Material for this exercise below:

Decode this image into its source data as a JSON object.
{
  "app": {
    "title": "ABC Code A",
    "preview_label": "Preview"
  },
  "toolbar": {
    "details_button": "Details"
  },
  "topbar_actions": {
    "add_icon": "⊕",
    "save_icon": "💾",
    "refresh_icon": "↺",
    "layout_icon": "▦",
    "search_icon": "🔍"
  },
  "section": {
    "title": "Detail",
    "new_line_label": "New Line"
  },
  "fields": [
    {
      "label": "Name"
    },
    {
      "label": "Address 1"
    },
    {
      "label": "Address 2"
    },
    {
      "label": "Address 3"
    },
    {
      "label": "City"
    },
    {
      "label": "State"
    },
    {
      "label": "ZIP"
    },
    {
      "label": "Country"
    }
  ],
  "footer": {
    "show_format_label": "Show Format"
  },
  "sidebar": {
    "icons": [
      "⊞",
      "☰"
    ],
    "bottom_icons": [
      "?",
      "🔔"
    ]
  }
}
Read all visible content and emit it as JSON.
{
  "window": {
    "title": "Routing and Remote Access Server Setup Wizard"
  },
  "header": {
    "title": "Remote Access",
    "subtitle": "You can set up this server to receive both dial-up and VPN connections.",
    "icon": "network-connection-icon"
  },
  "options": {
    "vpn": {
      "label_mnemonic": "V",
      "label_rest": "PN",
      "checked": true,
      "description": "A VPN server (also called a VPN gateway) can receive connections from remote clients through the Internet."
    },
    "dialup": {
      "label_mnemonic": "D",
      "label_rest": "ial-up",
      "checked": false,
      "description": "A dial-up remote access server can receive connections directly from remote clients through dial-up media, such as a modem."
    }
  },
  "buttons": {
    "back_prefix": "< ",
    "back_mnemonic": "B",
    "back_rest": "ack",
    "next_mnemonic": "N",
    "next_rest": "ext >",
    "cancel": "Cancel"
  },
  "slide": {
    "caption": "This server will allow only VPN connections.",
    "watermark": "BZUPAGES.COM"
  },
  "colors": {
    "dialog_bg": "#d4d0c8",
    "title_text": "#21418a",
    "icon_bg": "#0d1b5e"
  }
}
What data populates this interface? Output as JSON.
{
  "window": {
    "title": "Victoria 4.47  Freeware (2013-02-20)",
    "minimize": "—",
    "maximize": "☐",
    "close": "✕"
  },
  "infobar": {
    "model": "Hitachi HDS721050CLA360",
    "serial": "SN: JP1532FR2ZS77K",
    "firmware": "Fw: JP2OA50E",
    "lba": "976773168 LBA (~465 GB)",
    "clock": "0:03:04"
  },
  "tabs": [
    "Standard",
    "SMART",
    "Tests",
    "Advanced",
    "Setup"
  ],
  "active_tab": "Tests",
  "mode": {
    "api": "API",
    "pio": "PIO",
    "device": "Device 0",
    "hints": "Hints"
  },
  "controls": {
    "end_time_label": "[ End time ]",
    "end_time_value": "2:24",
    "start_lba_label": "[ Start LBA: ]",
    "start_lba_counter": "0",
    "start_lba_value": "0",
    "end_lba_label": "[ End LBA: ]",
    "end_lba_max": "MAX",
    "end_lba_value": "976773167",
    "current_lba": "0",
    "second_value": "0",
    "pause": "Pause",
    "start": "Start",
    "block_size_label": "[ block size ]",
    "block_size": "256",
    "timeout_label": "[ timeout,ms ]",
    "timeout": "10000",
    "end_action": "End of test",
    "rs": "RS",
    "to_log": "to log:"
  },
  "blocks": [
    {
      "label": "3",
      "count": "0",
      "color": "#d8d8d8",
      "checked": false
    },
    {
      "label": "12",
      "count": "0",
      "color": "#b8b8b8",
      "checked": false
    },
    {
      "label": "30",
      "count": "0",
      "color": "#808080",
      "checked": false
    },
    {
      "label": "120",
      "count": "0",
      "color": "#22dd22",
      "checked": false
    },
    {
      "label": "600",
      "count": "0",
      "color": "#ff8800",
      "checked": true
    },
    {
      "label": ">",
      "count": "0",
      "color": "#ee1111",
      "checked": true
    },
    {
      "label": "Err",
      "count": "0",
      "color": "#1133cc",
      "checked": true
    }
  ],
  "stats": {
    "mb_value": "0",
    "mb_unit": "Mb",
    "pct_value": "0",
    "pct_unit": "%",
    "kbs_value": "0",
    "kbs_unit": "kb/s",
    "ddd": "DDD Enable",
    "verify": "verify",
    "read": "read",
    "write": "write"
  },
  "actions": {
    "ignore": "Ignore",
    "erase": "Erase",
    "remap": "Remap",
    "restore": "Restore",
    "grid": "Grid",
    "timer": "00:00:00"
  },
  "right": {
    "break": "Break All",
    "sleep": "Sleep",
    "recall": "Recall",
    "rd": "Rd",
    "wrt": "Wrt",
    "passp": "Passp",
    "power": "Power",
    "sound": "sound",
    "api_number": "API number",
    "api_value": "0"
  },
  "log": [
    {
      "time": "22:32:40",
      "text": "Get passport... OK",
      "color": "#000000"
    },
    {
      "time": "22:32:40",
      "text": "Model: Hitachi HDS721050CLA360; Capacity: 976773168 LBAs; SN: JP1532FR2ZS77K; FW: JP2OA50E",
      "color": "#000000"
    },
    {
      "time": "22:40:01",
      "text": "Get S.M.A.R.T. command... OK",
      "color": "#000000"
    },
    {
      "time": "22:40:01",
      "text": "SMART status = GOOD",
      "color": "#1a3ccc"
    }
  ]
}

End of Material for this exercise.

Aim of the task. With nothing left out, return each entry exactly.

Solution to the exercise.
Decode this image into its source data as a JSON object.
{
  "app": {
    "title": "ABC Code A",
    "preview_label": "Preview"
  },
  "toolbar": {
    "details_button": "Details"
  },
  "topbar_actions": {
    "add_icon": "⊕",
    "save_icon": "💾",
    "refresh_icon": "↺",
    "layout_icon": "▦",
    "search_icon": "🔍"
  },
  "section": {
    "title": "Detail",
    "new_line_label": "New Line"
  },
  "fields": [
    {
      "label": "Name"
    },
    {
      "label": "Address 1"
    },
    {
      "label": "Address 2"
    },
    {
      "label": "Address 3"
    },
    {
      "label": "City"
    },
    {
      "label": "State"
    },
    {
      "label": "ZIP"
    },
    {
      "label": "Country"
    }
  ],
  "footer": {
    "show_format_label": "Show Format"
  },
  "sidebar": {
    "icons": [
      "⊞",
      "☰"
    ],
    "bottom_icons": [
      "?",
      "🔔"
    ]
  }
}
Read all visible content and emit it as JSON.
{
  "window": {
    "title": "Routing and Remote Access Server Setup Wizard"
  },
  "header": {
    "title": "Remote Access",
    "subtitle": "You can set up this server to receive both dial-up and VPN connections.",
    "icon": "network-connection-icon"
  },
  "options": {
    "vpn": {
      "label_mnemonic": "V",
      "label_rest": "PN",
      "checked": true,
      "description": "A VPN server (also called a VPN gateway) can receive connections from remote clients through the Internet."
    },
    "dialup": {
      "label_mnemonic": "D",
      "label_rest": "ial-up",
      "checked": false,
      "description": "A dial-up remote access server can receive connections directly from remote clients through dial-up media, such as a modem."
    }
  },
  "buttons": {
    "back_prefix": "< ",
    "back_mnemonic": "B",
    "back_rest": "ack",
    "next_mnemonic": "N",
    "next_rest": "ext >",
    "cancel": "Cancel"
  },
  "slide": {
    "caption": "This server will allow only VPN connections.",
    "watermark": "BZUPAGES.COM"
  },
  "colors": {
    "dialog_bg": "#d4d0c8",
    "title_text": "#21418a",
    "icon_bg": "#0d1b5e"
  }
}
What data populates this interface? Output as JSON.
{
  "window": {
    "title": "Victoria 4.47  Freeware (2013-02-20)",
    "minimize": "—",
    "maximize": "☐",
    "close": "✕"
  },
  "infobar": {
    "model": "Hitachi HDS721050CLA360",
    "serial": "SN: JP1532FR2ZS77K",
    "firmware": "Fw: JP2OA50E",
    "lba": "976773168 LBA (~465 GB)",
    "clock": "0:03:04"
  },
  "tabs": [
    "Standard",
    "SMART",
    "Tests",
    "Advanced",
    "Setup"
  ],
  "active_tab": "Tests",
  "mode": {
    "api": "API",
    "pio": "PIO",
    "device": "Device 0",
    "hints": "Hints"
  },
  "controls": {
    "end_time_label": "[ End time ]",
    "end_time_value": "2:24",
    "start_lba_label": "[ Start LBA: ]",
    "start_lba_counter": "0",
    "start_lba_value": "0",
    "end_lba_label": "[ End LBA: ]",
    "end_lba_max": "MAX",
    "end_lba_value": "976773167",
    "current_lba": "0",
    "second_value": "0",
    "pause": "Pause",
    "start": "Start",
    "block_size_label": "[ block size ]",
    "block_size": "256",
    "timeout_label": "[ timeout,ms ]",
    "timeout": "10000",
    "end_action": "End of test",
    "rs": "RS",
    "to_log": "to log:"
  },
  "blocks": [
    {
      "label": "3",
      "count": "0",
      "color": "#d8d8d8",
      "checked": false
    },
    {
      "label": "12",
      "count": "0",
      "color": "#b8b8b8",
      "checked": false
    },
    {
      "label": "30",
      "count": "0",
      "color": "#808080",
      "checked": false
    },
    {
      "label": "120",
      "count": "0",
      "color": "#22dd22",
      "checked": false
    },
    {
      "label": "600",
      "count": "0",
      "color": "#ff8800",
      "checked": true
    },
    {
      "label": ">",
      "count": "0",
      "color": "#ee1111",
      "checked": true
    },
    {
      "label": "Err",
      "count": "0",
      "color": "#1133cc",
      "checked": true
    }
  ],
  "stats": {
    "mb_value": "0",
    "mb_unit": "Mb",
    "pct_value": "0",
    "pct_unit": "%",
    "kbs_value": "0",
    "kbs_unit": "kb/s",
    "ddd": "DDD Enable",
    "verify": "verify",
    "read": "read",
    "write": "write"
  },
  "actions": {
    "ignore": "Ignore",
    "erase": "Erase",
    "remap": "Remap",
    "restore": "Restore",
    "grid": "Grid",
    "timer": "00:00:00"
  },
  "right": {
    "break": "Break All",
    "sleep": "Sleep",
    "recall": "Recall",
    "rd": "Rd",
    "wrt": "Wrt",
    "passp": "Passp",
    "power": "Power",
    "sound": "sound",
    "api_number": "API number",
    "api_value": "0"
  },
  "log": [
    {
      "time": "22:32:40",
      "text": "Get passport... OK",
      "color": "#000000"
    },
    {
      "time": "22:32:40",
      "text": "Model: Hitachi HDS721050CLA360; Capacity: 976773168 LBAs; SN: JP1532FR2ZS77K; FW: JP2OA50E",
      "color": "#000000"
    },
    {
      "time": "22:40:01",
      "text": "Get S.M.A.R.T. command... OK",
      "color": "#000000"
    },
    {
      "time": "22:40:01",
      "text": "SMART status = GOOD",
      "color": "#1a3ccc"
    }
  ]
}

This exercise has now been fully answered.